We’ll introduce you to a region full of life and biodiversity, incredible scenery, rich flavors, music and dance, fascinating people and things to do! Get your cameras ready to capture the unique light and landscapes within the pristine Patagonian wilderness you’ll visit and prepare your hearts for the local culture filled with men and women who embrace the very definition of self-reliance, independence and rural tradition. We will share secrets that will help you to explore every corner of Aysén, preparing you to immerse yourself in the authentic and unique, unlike any other guide you’ll encounter.
In the Introduction, we’ll help you prepare for coming to Patagonia with practical tips for planning a successful trip; one that’s tailored to your preferences for adventure, safety and relaxation. You’ll be presented with options for getting here and back, travelling around the region, choosing where and when to visit and the differences in each of the five cultural areas that make up the Region of Aysén.
Why are there five different areas?
Look at the territory of Aysén on a map. It’s huge! And the landscape is completely different from the rest of Chile.
Begin with the west, with the area of fjords and channels. For Chileans part of learning geography in school involved drawing the map of South America, and the worst nightmare was when you were chosen as the student to draw the southern cone, because you could spend hours and hours sketching the hundreds of small, seemingly endless islands and islets of Patagonian Aysén. Can you imagine? These archipelagos are the continuance of the mountains along the coast, but, here, as a result of tectonic movements and the numerous glaciations that there was in the area, they mountains have been fractured into thousands of intricate parts, like a giant jigsaw picture. It may be a nightmare to draw, but it is a tremendous privilege to navigate within this tangled web of islands, with their impenetrable evergreen forests that slip down toward the sea. Look again at the map of Aysén, this time toward the middle and compare it to the map of Chile’s entirety. You'll notice that most of Chile is dominated by a central valley, well-formed between the two mountain ranges that run north to south, In Aysén, this valley does not exist! Instead, you’ll find the Moraleda Channel, the main route of maritime navigation for the region. The cordillera of the Andes begins almost immediately upon reaching the mainland, jetting up from sea-level with abrupt changes in altitude and the still-present ice of the last glacial advances. Between these mountain ranges and the fragmented coastline, there are huge watersheds of freshwater rivers and lakes; liquid giants of mythical Patagonian proportions! An example is the well-known Baker, the most powerful river of Chile, and the General Carrera Lake, the second largest in South America. Need we say more about the unique physical characteristics of Aysén? Well yes, it is definitely worth mentioning that this region is home to the Northern and Southern Patagonia Ice Fields, which are the third largest extension of continental ice in the world, after Antarctica and Greenland.

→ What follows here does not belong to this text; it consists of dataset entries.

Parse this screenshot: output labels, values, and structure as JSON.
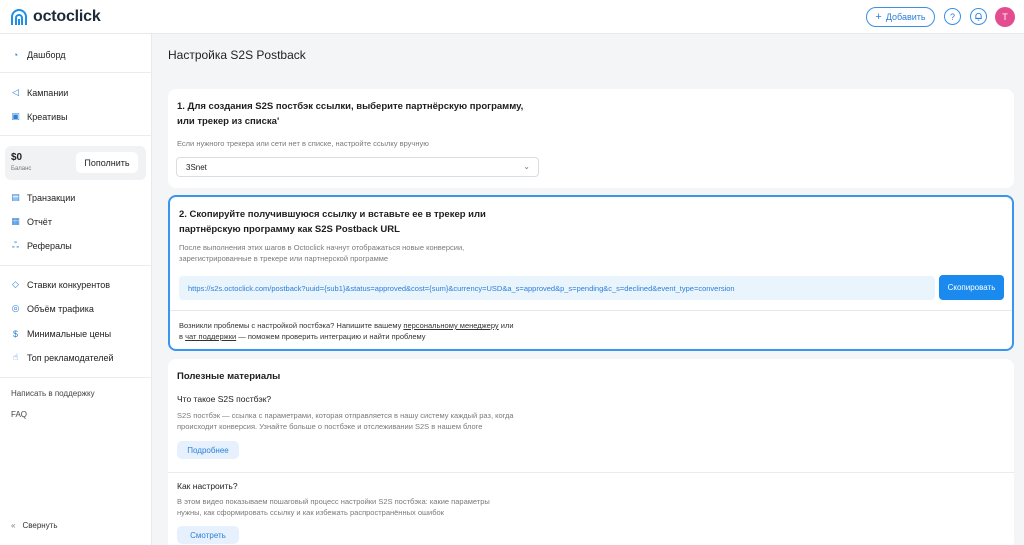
{
  "app": {
    "logo_text": "octoclick"
  },
  "header": {
    "add_label": "Добавить",
    "add_icon": "plus-icon",
    "help_icon": "question-icon",
    "bell_icon": "bell-icon",
    "avatar_letter": "T",
    "avatar_color": "#e34d8f"
  },
  "sidebar": {
    "nav_top": [
      {
        "label": "Дашборд",
        "icon": "dashboard-icon"
      }
    ],
    "nav_campaigns": [
      {
        "label": "Кампании",
        "icon": "megaphone-icon"
      },
      {
        "label": "Креативы",
        "icon": "image-icon"
      }
    ],
    "balance": {
      "amount": "$0",
      "label": "Баланс",
      "topup_label": "Пополнить"
    },
    "nav_finance": [
      {
        "label": "Транзакции",
        "icon": "transactions-icon"
      },
      {
        "label": "Отчёт",
        "icon": "report-icon"
      },
      {
        "label": "Рефералы",
        "icon": "referrals-icon"
      }
    ],
    "nav_tools": [
      {
        "label": "Ставки конкурентов",
        "icon": "layers-icon"
      },
      {
        "label": "Объём трафика",
        "icon": "globe-icon"
      },
      {
        "label": "Минимальные цены",
        "icon": "dollar-icon"
      },
      {
        "label": "Топ рекламодателей",
        "icon": "hand-icon"
      }
    ],
    "support_link": "Написать в поддержку",
    "faq_link": "FAQ",
    "collapse_label": "Свернуть"
  },
  "page": {
    "title": "Настройка S2S Postback"
  },
  "step1": {
    "title_line1": "1. Для создания S2S постбэк ссылки, выберите партнёрскую программу,",
    "title_line2": "или трекер из списка'",
    "hint": "Если нужного трекера или сети нет в списке, настройте ссылку вручную",
    "selected": "3Snet"
  },
  "step2": {
    "title_line1": "2. Скопируйте получившуюся ссылку и вставьте ее в трекер или",
    "title_line2": "партнёрскую программу как S2S Postback URL",
    "desc_line1": "После выполнения этих шагов в Octoclick начнут отображаться новые конверсии,",
    "desc_line2": "зарегистрированные в трекере или партнерской программе",
    "url": "https://s2s.octoclick.com/postback?uuid={sub1}&status=approved&cost={sum}&currency=USD&a_s=approved&p_s=pending&c_s=declined&event_type=conversion",
    "copy_label": "Скопировать",
    "help_part1": "Возникли проблемы с настройкой постбэка? Напишите вашему ",
    "help_link1": "персональному менеджеру",
    "help_part2": " или",
    "help_part3": "в ",
    "help_link2": "чат поддержки",
    "help_part4": " — поможем проверить интеграцию и найти проблему"
  },
  "materials": {
    "title": "Полезные материалы",
    "items": [
      {
        "title": "Что такое S2S постбэк?",
        "line1": "S2S постбэк — ссылка с параметрами, которая отправляется в нашу систему каждый раз, когда",
        "line2": "происходит конверсия. Узнайте больше о постбэке и отслеживании S2S в нашем блоге",
        "button": "Подробнее"
      },
      {
        "title": "Как настроить?",
        "line1": "В этом видео показываем пошаговый процесс настройки S2S постбэка: какие параметры",
        "line2": "нужны, как сформировать ссылку и как избежать распространённых ошибок",
        "button": "Смотреть"
      }
    ]
  }
}
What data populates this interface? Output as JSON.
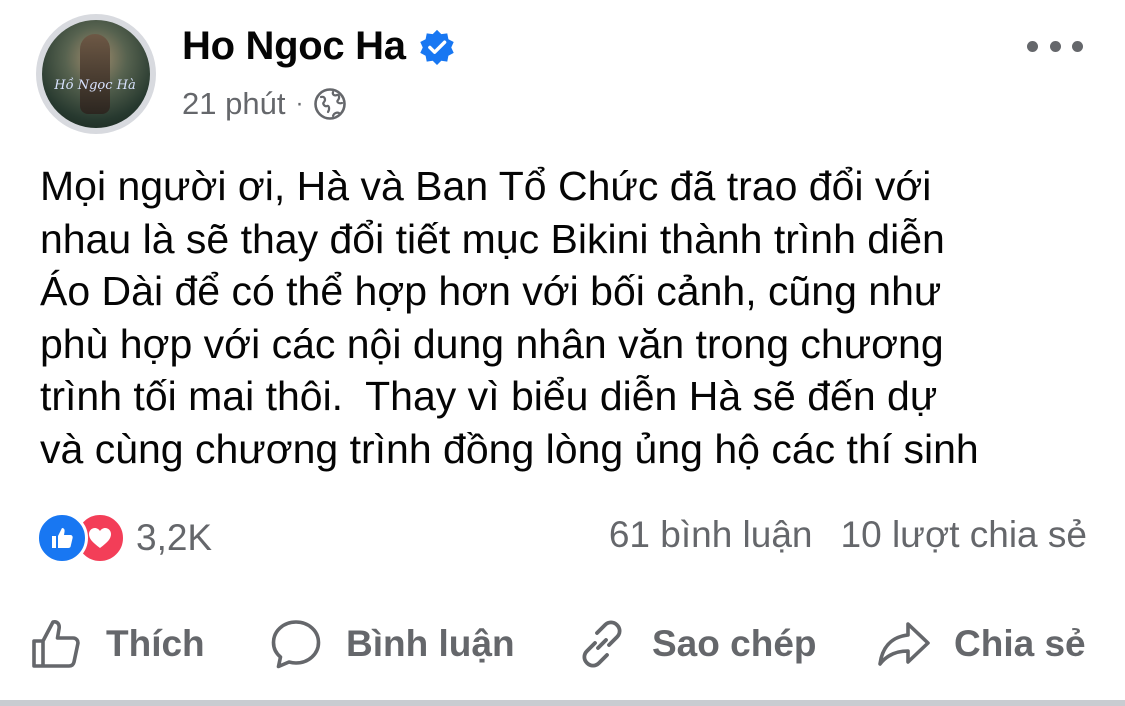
{
  "post": {
    "author": "Ho Ngoc Ha",
    "verified": true,
    "time": "21 phút",
    "separator": "·",
    "privacy_icon": "globe-icon",
    "avatar_text": "Hồ Ngọc Hà",
    "text": "Mọi người ơi, Hà và Ban Tổ Chức đã trao đổi với\nnhau là sẽ thay đổi tiết mục Bikini thành trình diễn\nÁo Dài để có thể hợp hơn với bối cảnh, cũng như\nphù hợp với các nội dung nhân văn trong chương\ntrình tối mai thôi.  Thay vì biểu diễn Hà sẽ đến dự\nvà cùng chương trình đồng lòng ủng hộ các thí sinh"
  },
  "reactions": {
    "icons": [
      "like-icon",
      "love-icon"
    ],
    "count": "3,2K",
    "comments": "61 bình luận",
    "shares": "10 lượt chia sẻ"
  },
  "actions": {
    "like": "Thích",
    "comment": "Bình luận",
    "copy": "Sao chép",
    "share": "Chia sẻ"
  },
  "colors": {
    "brand_blue": "#1877f2",
    "love_red": "#f33e58",
    "secondary_text": "#65676b"
  }
}
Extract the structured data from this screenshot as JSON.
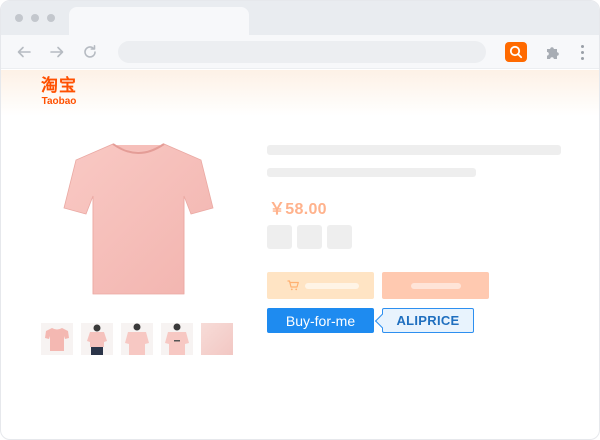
{
  "site": {
    "logo_cn": "淘宝",
    "logo_en": "Taobao",
    "brand_color": "#ff5000"
  },
  "browser": {
    "icons": [
      "back-arrow-icon",
      "forward-arrow-icon",
      "reload-icon",
      "search-extension-icon",
      "puzzle-extension-icon",
      "menu-dots-icon"
    ],
    "extension_color": "#ff6a00"
  },
  "product": {
    "price": "￥58.00",
    "color": "pink",
    "thumbnail_count": 5
  },
  "actions": {
    "buy_for_me_label": "Buy-for-me",
    "aliprice_label": "ALIPRICE",
    "buy_for_me_color": "#1e8bf0",
    "cart_icon": "cart-icon"
  }
}
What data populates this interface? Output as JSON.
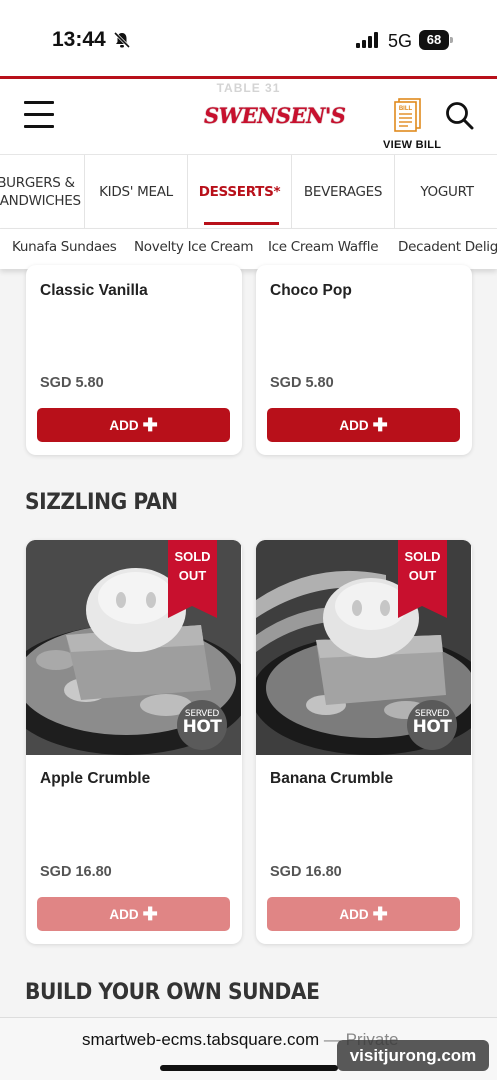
{
  "status": {
    "time": "13:44",
    "network": "5G",
    "battery": "68"
  },
  "header": {
    "table_label": "TABLE 31",
    "logo": "SWENSEN'S",
    "view_bill": "VIEW BILL",
    "bill_icon_label": "BILL"
  },
  "categories": [
    {
      "label": "BURGERS & SANDWICHES"
    },
    {
      "label": "KIDS' MEAL"
    },
    {
      "label": "DESSERTS*",
      "active": true
    },
    {
      "label": "BEVERAGES"
    },
    {
      "label": "YOGURT"
    }
  ],
  "subcategories": [
    {
      "label": "Kunafa Sundaes"
    },
    {
      "label": "Novelty Ice Cream"
    },
    {
      "label": "Ice Cream Waffle"
    },
    {
      "label": "Decadent Delights"
    }
  ],
  "top_items": [
    {
      "name": "Classic Vanilla",
      "price": "SGD 5.80",
      "button": "ADD"
    },
    {
      "name": "Choco Pop",
      "price": "SGD 5.80",
      "button": "ADD"
    }
  ],
  "sections": {
    "sizzling_pan": "SIZZLING PAN",
    "build_sundae": "BUILD YOUR OWN SUNDAE"
  },
  "sizzling_items": [
    {
      "name": "Apple Crumble",
      "price": "SGD 16.80",
      "button": "ADD",
      "sold_out": "SOLD OUT",
      "badge_small": "SERVED",
      "badge_big": "HOT"
    },
    {
      "name": "Banana Crumble",
      "price": "SGD 16.80",
      "button": "ADD",
      "sold_out": "SOLD OUT",
      "badge_small": "SERVED",
      "badge_big": "HOT"
    }
  ],
  "browser": {
    "url": "smartweb-ecms.tabsquare.com",
    "private_label": "— Private"
  },
  "watermark": "visitjurong.com",
  "colors": {
    "brand_red": "#b8101a",
    "disabled_red": "#e08585"
  },
  "icons": [
    "bell-slash-icon",
    "signal-icon",
    "battery-icon",
    "menu-icon",
    "bill-icon",
    "search-icon",
    "plus-icon"
  ]
}
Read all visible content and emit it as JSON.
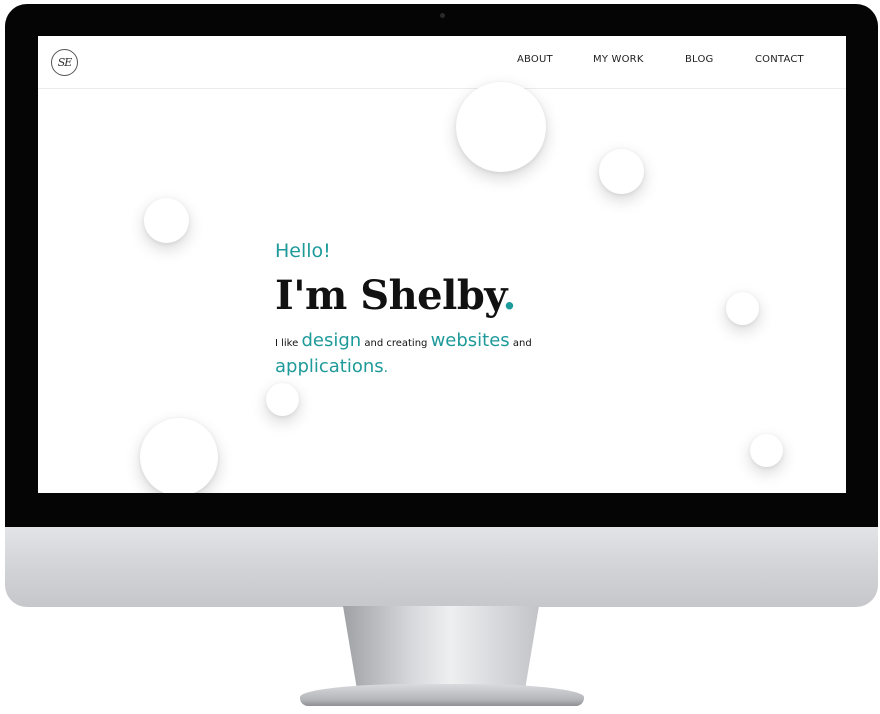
{
  "logo": {
    "text": "SE"
  },
  "nav": {
    "items": [
      {
        "label": "ABOUT"
      },
      {
        "label": "MY WORK"
      },
      {
        "label": "BLOG"
      },
      {
        "label": "CONTACT"
      }
    ]
  },
  "hero": {
    "greeting": "Hello!",
    "headline": "I'm Shelby",
    "headline_dot": ".",
    "tagline": {
      "part1": "I like ",
      "word1": "design",
      "part2": " and creating ",
      "word2": "websites",
      "part3": " and",
      "word3": "applications",
      "end": "."
    }
  },
  "colors": {
    "accent": "#1f9a9a",
    "text": "#111111",
    "background": "#ffffff",
    "bezel": "#050505"
  }
}
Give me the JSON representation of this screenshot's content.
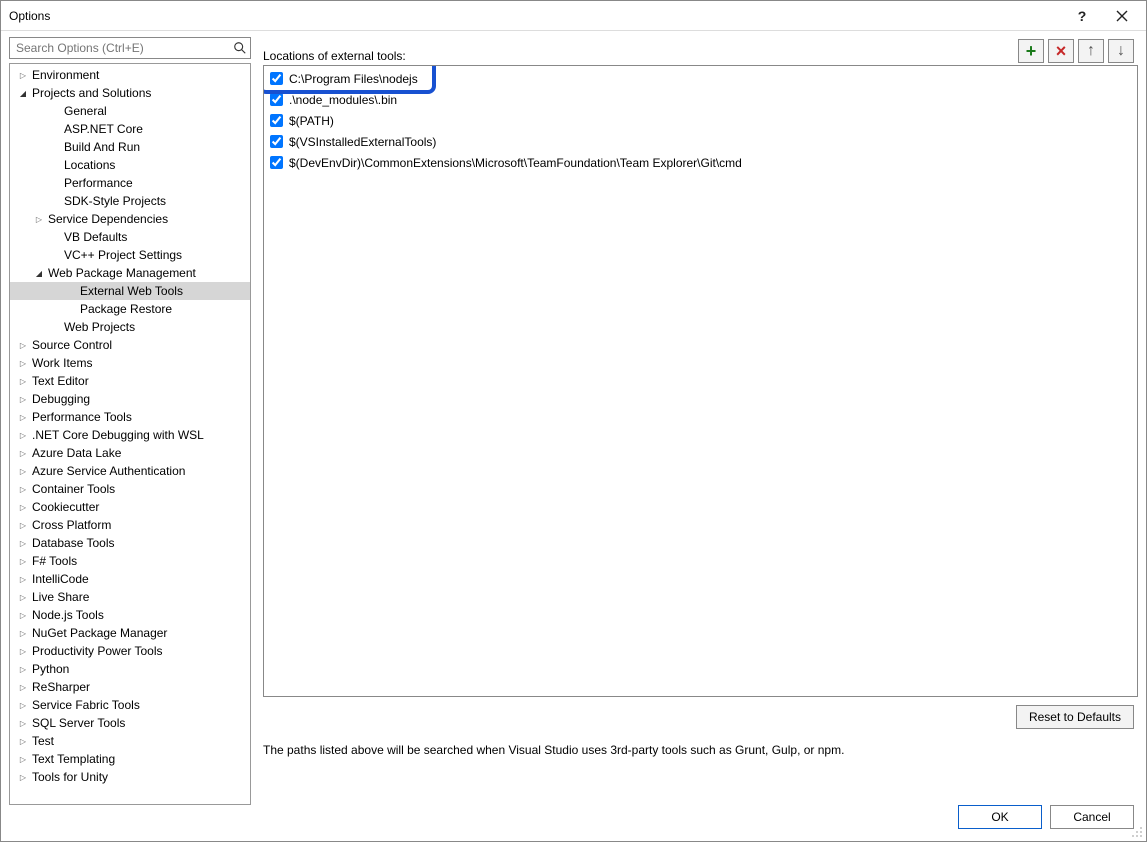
{
  "window": {
    "title": "Options"
  },
  "search": {
    "placeholder": "Search Options (Ctrl+E)"
  },
  "tree": [
    {
      "label": "Environment",
      "depth": 0,
      "state": "collapsed"
    },
    {
      "label": "Projects and Solutions",
      "depth": 0,
      "state": "expanded"
    },
    {
      "label": "General",
      "depth": 1,
      "state": "leaf"
    },
    {
      "label": "ASP.NET Core",
      "depth": 1,
      "state": "leaf"
    },
    {
      "label": "Build And Run",
      "depth": 1,
      "state": "leaf"
    },
    {
      "label": "Locations",
      "depth": 1,
      "state": "leaf"
    },
    {
      "label": "Performance",
      "depth": 1,
      "state": "leaf"
    },
    {
      "label": "SDK-Style Projects",
      "depth": 1,
      "state": "leaf"
    },
    {
      "label": "Service Dependencies",
      "depth": 1,
      "state": "collapsed"
    },
    {
      "label": "VB Defaults",
      "depth": 1,
      "state": "leaf"
    },
    {
      "label": "VC++ Project Settings",
      "depth": 1,
      "state": "leaf"
    },
    {
      "label": "Web Package Management",
      "depth": 1,
      "state": "expanded"
    },
    {
      "label": "External Web Tools",
      "depth": 2,
      "state": "leaf",
      "selected": true
    },
    {
      "label": "Package Restore",
      "depth": 2,
      "state": "leaf"
    },
    {
      "label": "Web Projects",
      "depth": 1,
      "state": "leaf"
    },
    {
      "label": "Source Control",
      "depth": 0,
      "state": "collapsed"
    },
    {
      "label": "Work Items",
      "depth": 0,
      "state": "collapsed"
    },
    {
      "label": "Text Editor",
      "depth": 0,
      "state": "collapsed"
    },
    {
      "label": "Debugging",
      "depth": 0,
      "state": "collapsed"
    },
    {
      "label": "Performance Tools",
      "depth": 0,
      "state": "collapsed"
    },
    {
      "label": ".NET Core Debugging with WSL",
      "depth": 0,
      "state": "collapsed"
    },
    {
      "label": "Azure Data Lake",
      "depth": 0,
      "state": "collapsed"
    },
    {
      "label": "Azure Service Authentication",
      "depth": 0,
      "state": "collapsed"
    },
    {
      "label": "Container Tools",
      "depth": 0,
      "state": "collapsed"
    },
    {
      "label": "Cookiecutter",
      "depth": 0,
      "state": "collapsed"
    },
    {
      "label": "Cross Platform",
      "depth": 0,
      "state": "collapsed"
    },
    {
      "label": "Database Tools",
      "depth": 0,
      "state": "collapsed"
    },
    {
      "label": "F# Tools",
      "depth": 0,
      "state": "collapsed"
    },
    {
      "label": "IntelliCode",
      "depth": 0,
      "state": "collapsed"
    },
    {
      "label": "Live Share",
      "depth": 0,
      "state": "collapsed"
    },
    {
      "label": "Node.js Tools",
      "depth": 0,
      "state": "collapsed"
    },
    {
      "label": "NuGet Package Manager",
      "depth": 0,
      "state": "collapsed"
    },
    {
      "label": "Productivity Power Tools",
      "depth": 0,
      "state": "collapsed"
    },
    {
      "label": "Python",
      "depth": 0,
      "state": "collapsed"
    },
    {
      "label": "ReSharper",
      "depth": 0,
      "state": "collapsed"
    },
    {
      "label": "Service Fabric Tools",
      "depth": 0,
      "state": "collapsed"
    },
    {
      "label": "SQL Server Tools",
      "depth": 0,
      "state": "collapsed"
    },
    {
      "label": "Test",
      "depth": 0,
      "state": "collapsed"
    },
    {
      "label": "Text Templating",
      "depth": 0,
      "state": "collapsed"
    },
    {
      "label": "Tools for Unity",
      "depth": 0,
      "state": "collapsed"
    }
  ],
  "main": {
    "section_label": "Locations of external tools:",
    "paths": [
      {
        "checked": true,
        "path": "C:\\Program Files\\nodejs",
        "highlighted": true
      },
      {
        "checked": true,
        "path": ".\\node_modules\\.bin"
      },
      {
        "checked": true,
        "path": "$(PATH)"
      },
      {
        "checked": true,
        "path": "$(VSInstalledExternalTools)"
      },
      {
        "checked": true,
        "path": "$(DevEnvDir)\\CommonExtensions\\Microsoft\\TeamFoundation\\Team Explorer\\Git\\cmd"
      }
    ],
    "reset_label": "Reset to Defaults",
    "help_text": "The paths listed above will be searched when Visual Studio uses 3rd-party tools such as Grunt, Gulp, or npm."
  },
  "footer": {
    "ok": "OK",
    "cancel": "Cancel"
  }
}
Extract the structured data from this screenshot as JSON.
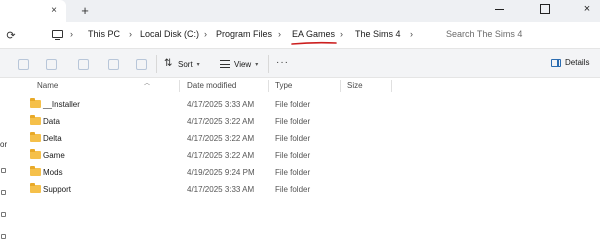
{
  "window": {
    "close_glyph": "×",
    "new_tab_glyph": "+"
  },
  "address": {
    "crumbs": [
      "This PC",
      "Local Disk (C:)",
      "Program Files",
      "EA Games",
      "The Sims 4"
    ],
    "highlight_color": "#cc1f1f",
    "search_placeholder": "Search The Sims 4"
  },
  "toolbar": {
    "sort_label": "Sort",
    "view_label": "View",
    "more_label": "···",
    "details_label": "Details"
  },
  "columns": {
    "name": "Name",
    "date": "Date modified",
    "type": "Type",
    "size": "Size"
  },
  "files": [
    {
      "name": "__Installer",
      "date": "4/17/2025 3:33 AM",
      "type": "File folder",
      "size": ""
    },
    {
      "name": "Data",
      "date": "4/17/2025 3:22 AM",
      "type": "File folder",
      "size": ""
    },
    {
      "name": "Delta",
      "date": "4/17/2025 3:22 AM",
      "type": "File folder",
      "size": ""
    },
    {
      "name": "Game",
      "date": "4/17/2025 3:22 AM",
      "type": "File folder",
      "size": ""
    },
    {
      "name": "Mods",
      "date": "4/19/2025 9:24 PM",
      "type": "File folder",
      "size": ""
    },
    {
      "name": "Support",
      "date": "4/17/2025 3:33 AM",
      "type": "File folder",
      "size": ""
    }
  ],
  "navpane": {
    "fragment": "or"
  },
  "colors": {
    "folder": "#f5c04a",
    "accent": "#2b6cb0"
  }
}
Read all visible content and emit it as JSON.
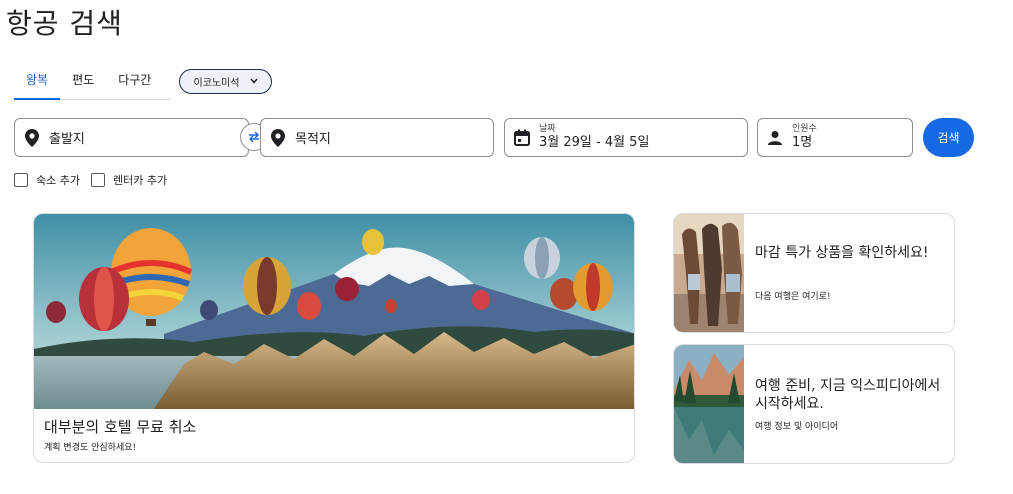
{
  "page": {
    "title": "항공 검색"
  },
  "trip_tabs": [
    {
      "label": "왕복",
      "active": true
    },
    {
      "label": "편도",
      "active": false
    },
    {
      "label": "다구간",
      "active": false
    }
  ],
  "cabin_class": {
    "selected": "이코노미석",
    "icon": "chevron-down-icon"
  },
  "search_form": {
    "origin_placeholder": "출발지",
    "destination_placeholder": "목적지",
    "dates_label": "날짜",
    "dates_value": "3월 29일 - 4월 5일",
    "travelers_label": "인원수",
    "travelers_value": "1명",
    "search_button": "검색"
  },
  "addons": [
    {
      "label": "숙소 추가",
      "checked": false
    },
    {
      "label": "렌터카 추가",
      "checked": false
    }
  ],
  "promos": {
    "hero": {
      "title": "대부분의 호텔 무료 취소",
      "subtitle": "계획 변경도 안심하세요!"
    },
    "cards": [
      {
        "title": "마감 특가 상품을 확인하세요!",
        "subtitle": "다음 여행은 여기로!"
      },
      {
        "title": "여행 준비, 지금 익스피디아에서 시작하세요.",
        "subtitle": "여행 정보 및 아이디어"
      }
    ]
  },
  "colors": {
    "accent": "#1668e3",
    "active_tab": "#1a5fb4",
    "border": "#8a8d93"
  }
}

Wondering where the villages fit in with all this enormous nature? Well, the amazing diversity of landscapes and ecosystems that exist in the region have definitely influenced the development of Aysén, dictating where, how and why people chose to settle in a particular place. Most of the populated areas are located in the relatively small valleys between the mountains, and they are typically spread apart, from each other, sprinkled from La Junta in the north to Villa O’Higgins in the south and from the islands in the west to the pampas of the eastern side of the Patagonian Andes, near the border with Argentina. Until relatively recently (50 years ago, give or take), there were no roads connecting these villages and contact between the small settlements was extremely difficult. People travelled for days and week via horse, or challenged the waters and the wind, sailing through the fjords, lakes or rivers in small boats, to reach the ports where they could access medical services, schools and commerce. Many times the weather conditions of the zone meant months of complete isolations, waiting for passable breaks that would make travel possible.
These geographic factors influenced not only the location of settlements; but also, the formation of different cultural identities within the region. For example, the culture of the fjords is very different to that of the communities around General Carrera Lake (also known as Chelenko). As you travel through Aysén, you can choose to explore five distinct areas, each with its own cultural identity, forged in connection with its particular geography and biodiversity: Palena-Queulat, Fjords and Channels, Aysén - Simpson, Chelenko, and Baker - O'Higgins. To experience them all in their entirety you'd need years and perhaps lifetimes, and since we know you have limited time and resources, we have divided each zone into interesting itineraries that will allow you to experience the landscapes, nature and people for yourself, without spending all your time on buses, vehicles and ferries.
A Section for each Area
The site is organized with content related to each of the 5 Areas so you can find your way around. We provide all the tools to plan your own unique adventure, tailored to your tastes, needs and time. Each section represents one of the five cultural areas, presenting in-depth descriptions of the experiences and adventures of independent travelers, with detailed information that makes it possible for you to do them yourself. Each is presented as a short feature, which provides you with context, descriptions of the routes, fun details, contacts, and technical information. You can download additional information including contacts, photos, videos, and even the routes in Google Earth for each tour.
Now is your turn you share your photos, videos and blogs!
Aysén is a destination in constant evolution. Each year there are new trails, paths, roads, guides, restaurants, hotels and events. Our commitment is to keep the tools of our website updated in the most complete way possible, so you'll always have a reliable source to help you plan your trip. But, because we live in a region that’s in constant change, we depend on our community of independent travelers to support the success of our never ending work. When you finish your trip, we want and need you to pass along your impressions, data, photos, videos, links and blogs; your input will help us to improve our information and recommendations, and complement the content with a true expert traveler's opinion about what you liked and what you want to improve.
Share your experiences and become part of our Undiscovered Patagonia!